## PROBLEM
For this exercise, copy all the data exactly and include none of the pictures.

## Entries from a dataset of interfaces
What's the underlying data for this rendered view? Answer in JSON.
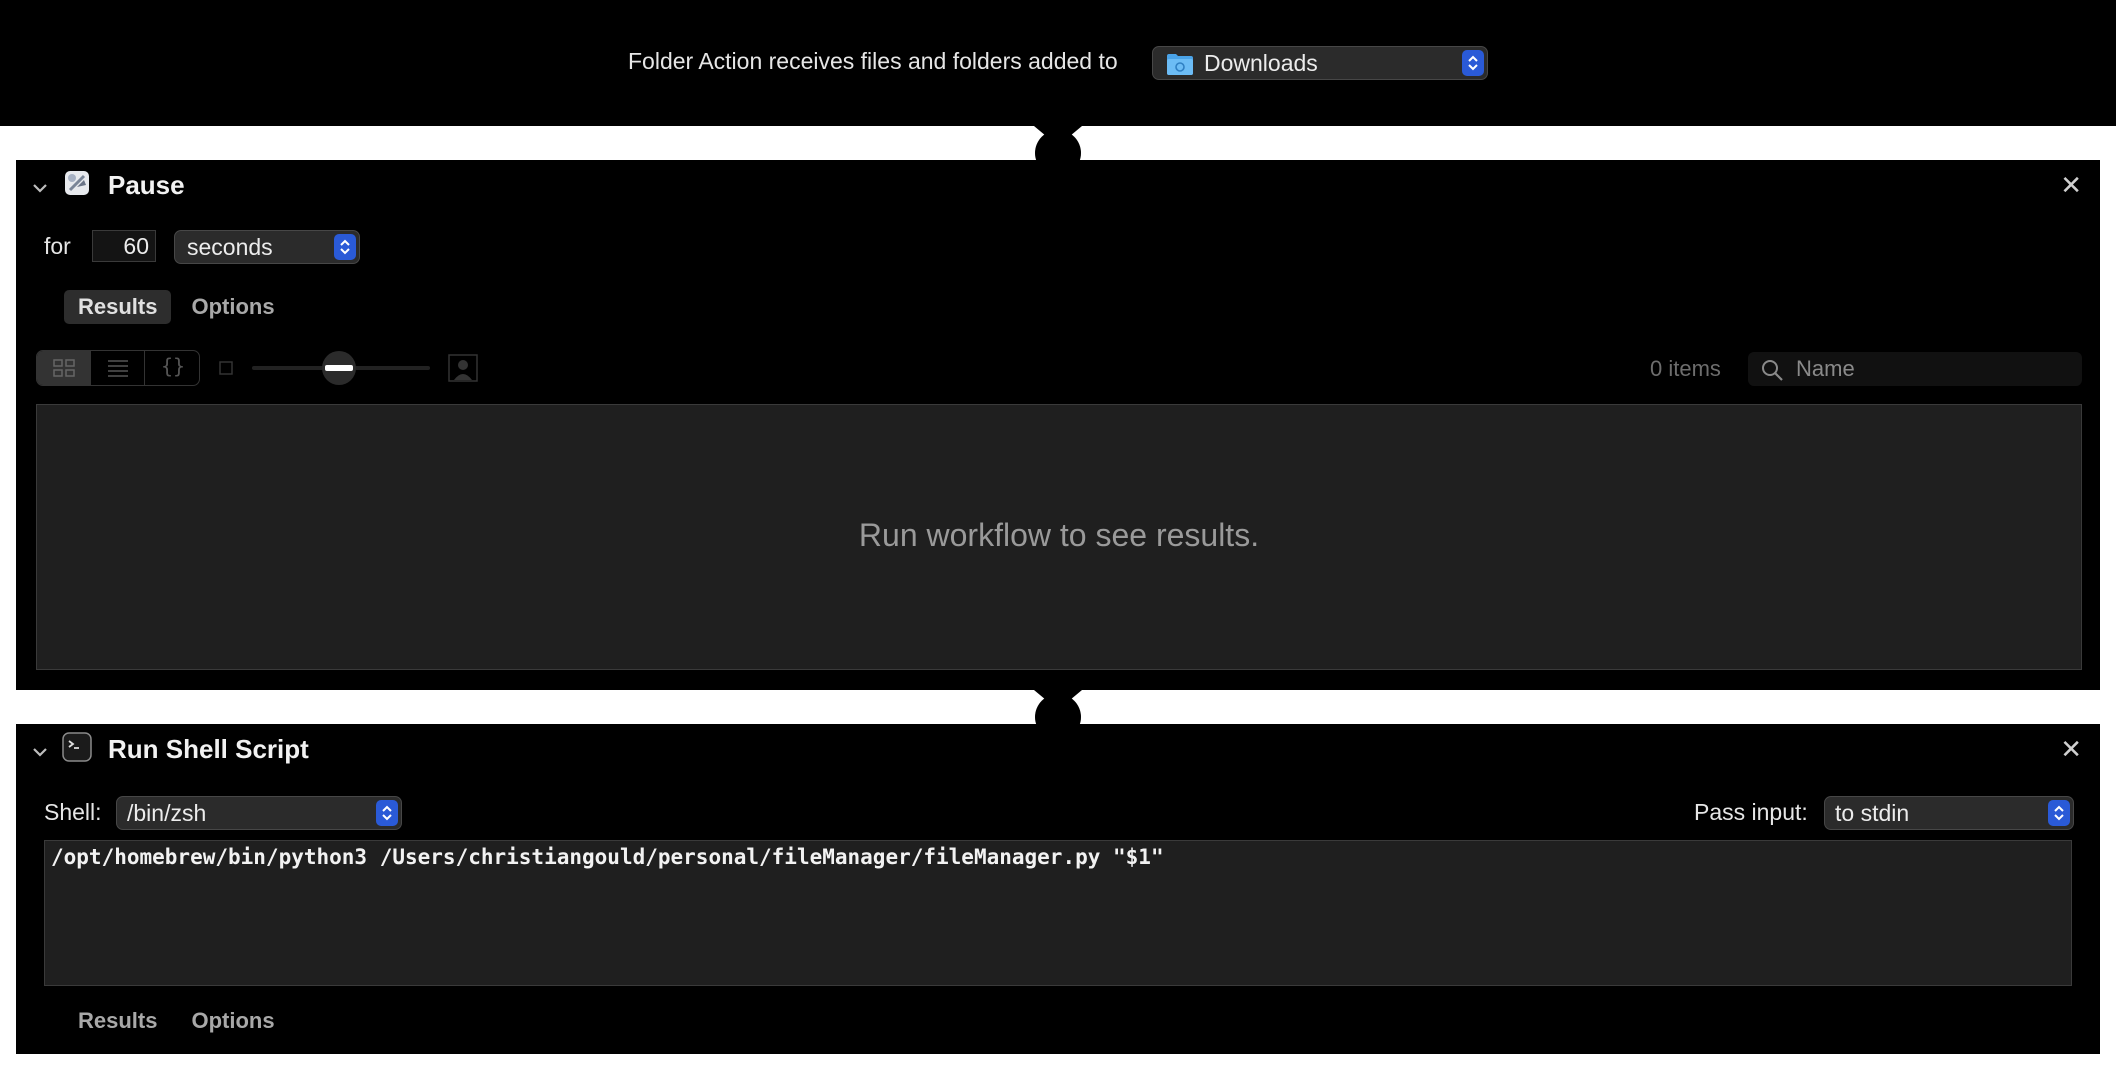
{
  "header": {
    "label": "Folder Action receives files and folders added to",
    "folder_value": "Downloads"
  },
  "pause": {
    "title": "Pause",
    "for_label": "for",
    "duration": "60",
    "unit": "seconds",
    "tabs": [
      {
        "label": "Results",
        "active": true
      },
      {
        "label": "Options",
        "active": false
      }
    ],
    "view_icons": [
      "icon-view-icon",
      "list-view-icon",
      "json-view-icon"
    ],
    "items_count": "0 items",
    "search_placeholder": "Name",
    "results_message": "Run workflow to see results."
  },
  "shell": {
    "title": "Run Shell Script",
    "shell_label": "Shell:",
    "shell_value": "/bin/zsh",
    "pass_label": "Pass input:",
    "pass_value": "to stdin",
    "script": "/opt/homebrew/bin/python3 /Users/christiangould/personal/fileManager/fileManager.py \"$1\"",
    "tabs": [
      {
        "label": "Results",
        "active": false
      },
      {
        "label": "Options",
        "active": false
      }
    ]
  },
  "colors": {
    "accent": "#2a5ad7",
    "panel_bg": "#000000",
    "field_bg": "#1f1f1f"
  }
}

## OUTPUT BELOW
What's the underlying data for this rendered view? Answer in JSON.
{
  "header": {
    "label": "Folder Action receives files and folders added to",
    "folder_value": "Downloads"
  },
  "pause": {
    "title": "Pause",
    "for_label": "for",
    "duration": "60",
    "unit": "seconds",
    "tabs": [
      {
        "label": "Results",
        "active": true
      },
      {
        "label": "Options",
        "active": false
      }
    ],
    "view_icons": [
      "icon-view-icon",
      "list-view-icon",
      "json-view-icon"
    ],
    "items_count": "0 items",
    "search_placeholder": "Name",
    "results_message": "Run workflow to see results."
  },
  "shell": {
    "title": "Run Shell Script",
    "shell_label": "Shell:",
    "shell_value": "/bin/zsh",
    "pass_label": "Pass input:",
    "pass_value": "to stdin",
    "script": "/opt/homebrew/bin/python3 /Users/christiangould/personal/fileManager/fileManager.py \"$1\"",
    "tabs": [
      {
        "label": "Results",
        "active": false
      },
      {
        "label": "Options",
        "active": false
      }
    ]
  },
  "colors": {
    "accent": "#2a5ad7",
    "panel_bg": "#000000",
    "field_bg": "#1f1f1f"
  }
}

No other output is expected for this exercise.